[Given data Boundary: Start]

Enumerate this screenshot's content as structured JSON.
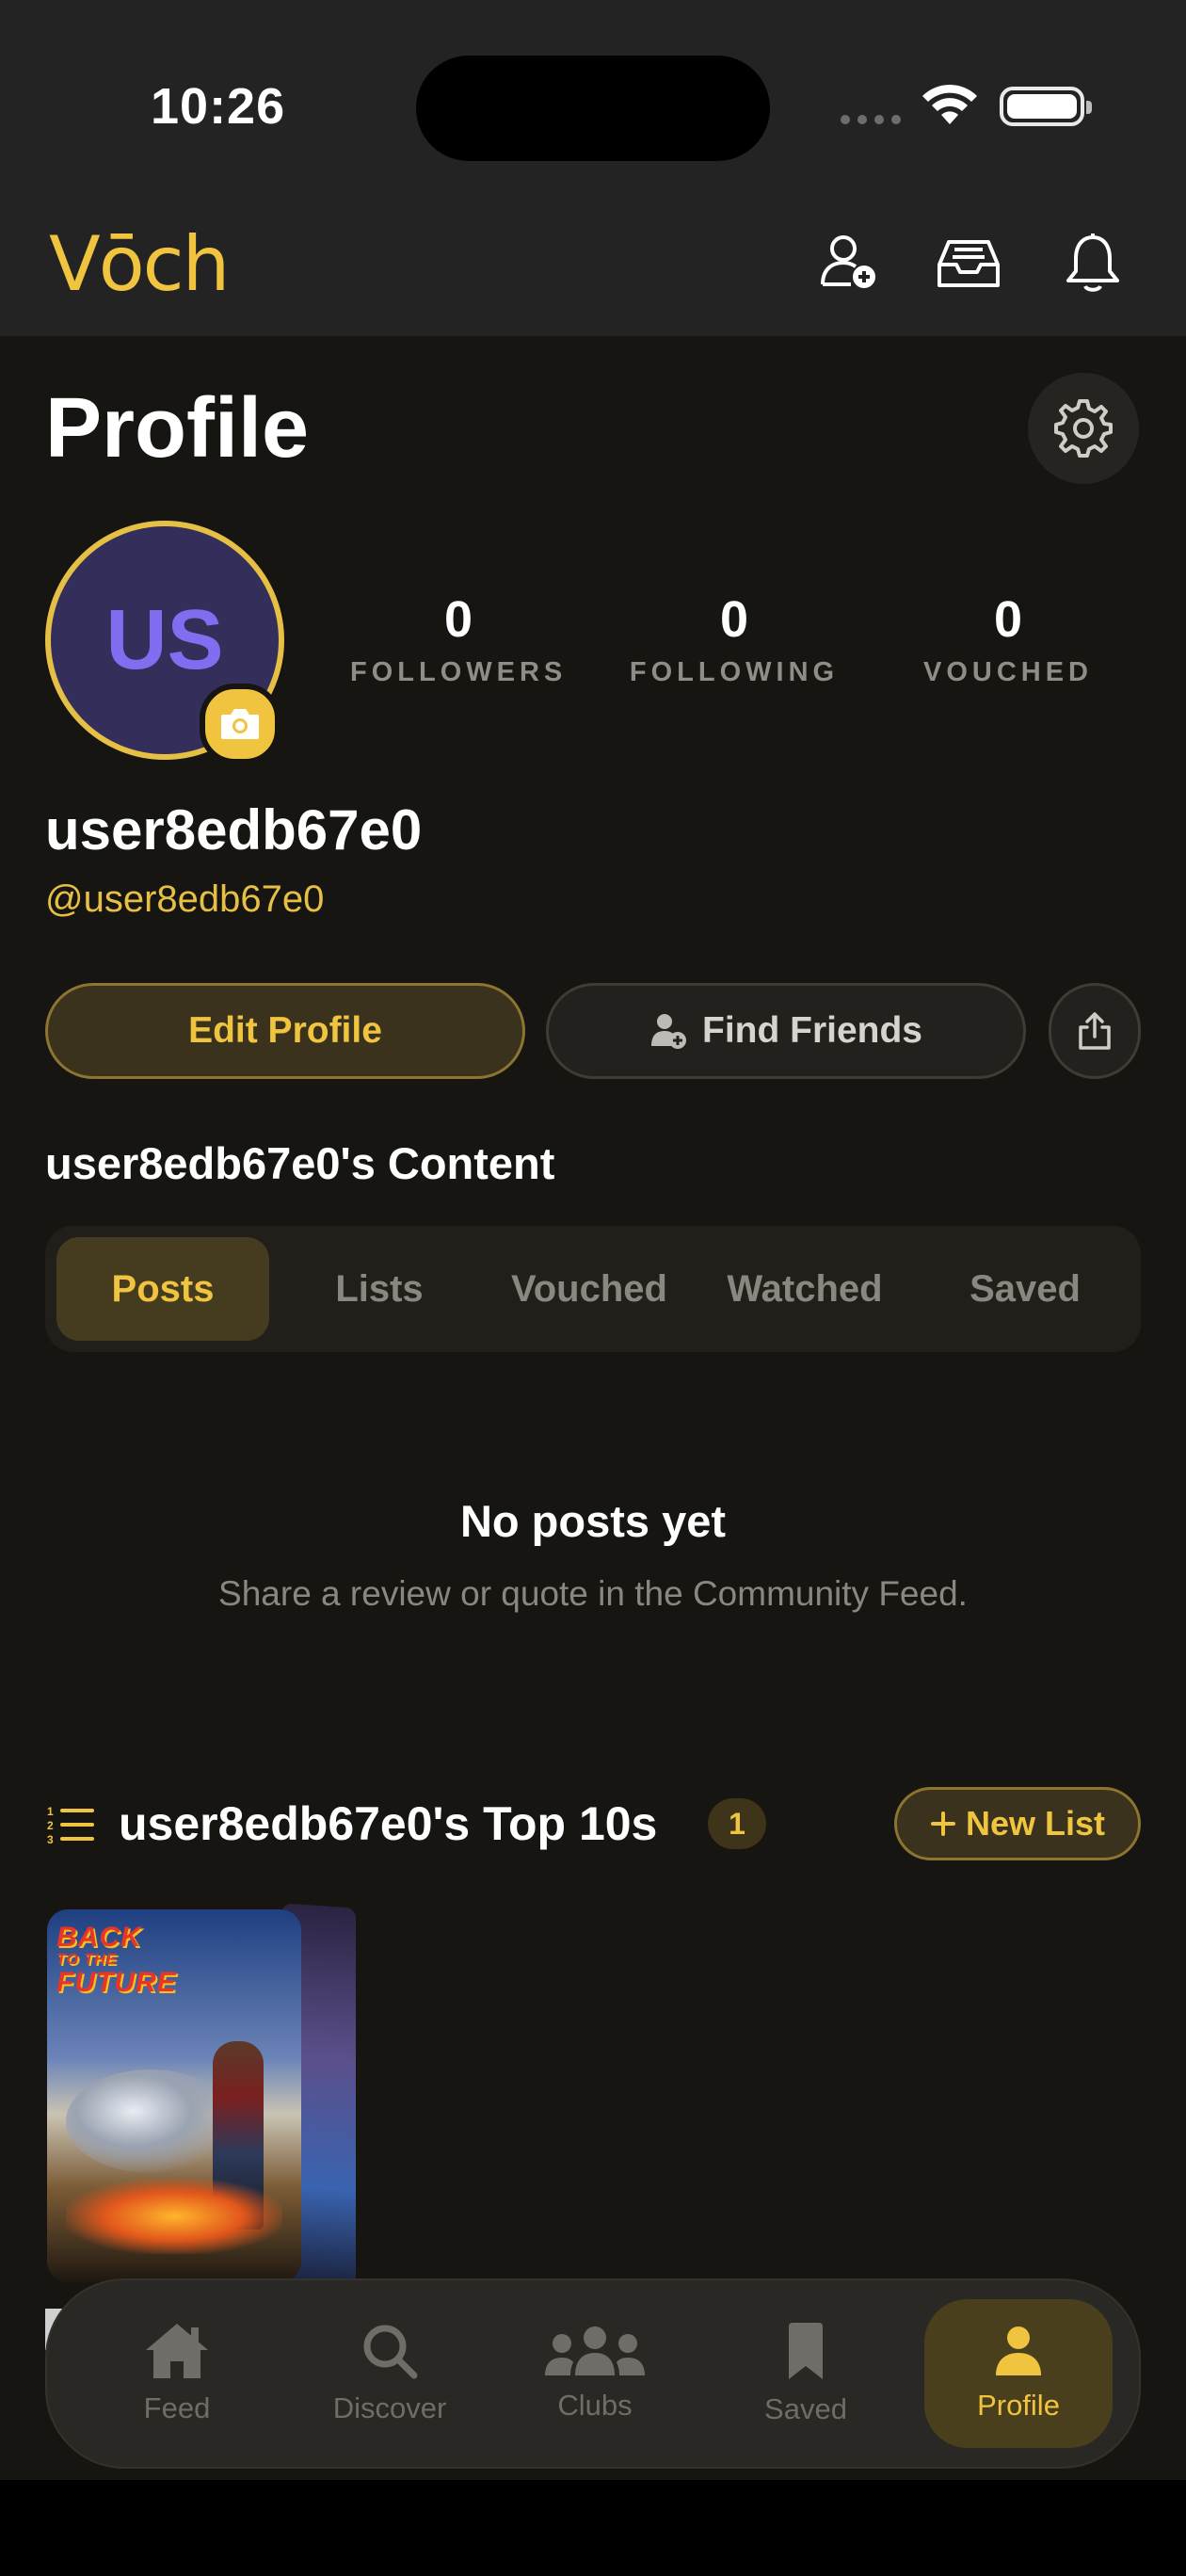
{
  "status_bar": {
    "time": "10:26"
  },
  "header": {
    "logo": "Vōch",
    "icons": [
      "add-person-icon",
      "inbox-icon",
      "bell-icon"
    ]
  },
  "profile": {
    "page_title": "Profile",
    "avatar_initials": "US",
    "stats": [
      {
        "value": "0",
        "label": "FOLLOWERS"
      },
      {
        "value": "0",
        "label": "FOLLOWING"
      },
      {
        "value": "0",
        "label": "VOUCHED"
      }
    ],
    "username": "user8edb67e0",
    "handle": "@user8edb67e0",
    "edit_label": "Edit Profile",
    "find_label": "Find Friends"
  },
  "content": {
    "title": "user8edb67e0's Content",
    "tabs": [
      "Posts",
      "Lists",
      "Vouched",
      "Watched",
      "Saved"
    ],
    "active_tab": "Posts",
    "empty_title": "No posts yet",
    "empty_subtitle": "Share a review or quote in the Community Feed."
  },
  "top10": {
    "title": "user8edb67e0's Top 10s",
    "count": "1",
    "new_list_label": "New List",
    "poster_text": [
      "BACK",
      "TO THE",
      "FUTURE"
    ]
  },
  "tabbar": {
    "items": [
      {
        "label": "Feed",
        "icon": "home-icon"
      },
      {
        "label": "Discover",
        "icon": "search-icon"
      },
      {
        "label": "Clubs",
        "icon": "group-icon"
      },
      {
        "label": "Saved",
        "icon": "bookmark-icon"
      },
      {
        "label": "Profile",
        "icon": "person-icon"
      }
    ],
    "active": "Profile"
  },
  "colors": {
    "accent": "#f0c43f",
    "background": "#171511",
    "header": "#232323",
    "avatar_bg": "#342f5a",
    "avatar_text": "#7f6ef0"
  }
}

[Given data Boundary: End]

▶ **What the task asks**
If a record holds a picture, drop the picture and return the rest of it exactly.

▶ **Solution to the problem**
Enumerate this screenshot's content as structured JSON.
{
  "status_bar": {
    "time": "10:26"
  },
  "header": {
    "logo": "Vōch",
    "icons": [
      "add-person-icon",
      "inbox-icon",
      "bell-icon"
    ]
  },
  "profile": {
    "page_title": "Profile",
    "avatar_initials": "US",
    "stats": [
      {
        "value": "0",
        "label": "FOLLOWERS"
      },
      {
        "value": "0",
        "label": "FOLLOWING"
      },
      {
        "value": "0",
        "label": "VOUCHED"
      }
    ],
    "username": "user8edb67e0",
    "handle": "@user8edb67e0",
    "edit_label": "Edit Profile",
    "find_label": "Find Friends"
  },
  "content": {
    "title": "user8edb67e0's Content",
    "tabs": [
      "Posts",
      "Lists",
      "Vouched",
      "Watched",
      "Saved"
    ],
    "active_tab": "Posts",
    "empty_title": "No posts yet",
    "empty_subtitle": "Share a review or quote in the Community Feed."
  },
  "top10": {
    "title": "user8edb67e0's Top 10s",
    "count": "1",
    "new_list_label": "New List",
    "poster_text": [
      "BACK",
      "TO THE",
      "FUTURE"
    ]
  },
  "tabbar": {
    "items": [
      {
        "label": "Feed",
        "icon": "home-icon"
      },
      {
        "label": "Discover",
        "icon": "search-icon"
      },
      {
        "label": "Clubs",
        "icon": "group-icon"
      },
      {
        "label": "Saved",
        "icon": "bookmark-icon"
      },
      {
        "label": "Profile",
        "icon": "person-icon"
      }
    ],
    "active": "Profile"
  },
  "colors": {
    "accent": "#f0c43f",
    "background": "#171511",
    "header": "#232323",
    "avatar_bg": "#342f5a",
    "avatar_text": "#7f6ef0"
  }
}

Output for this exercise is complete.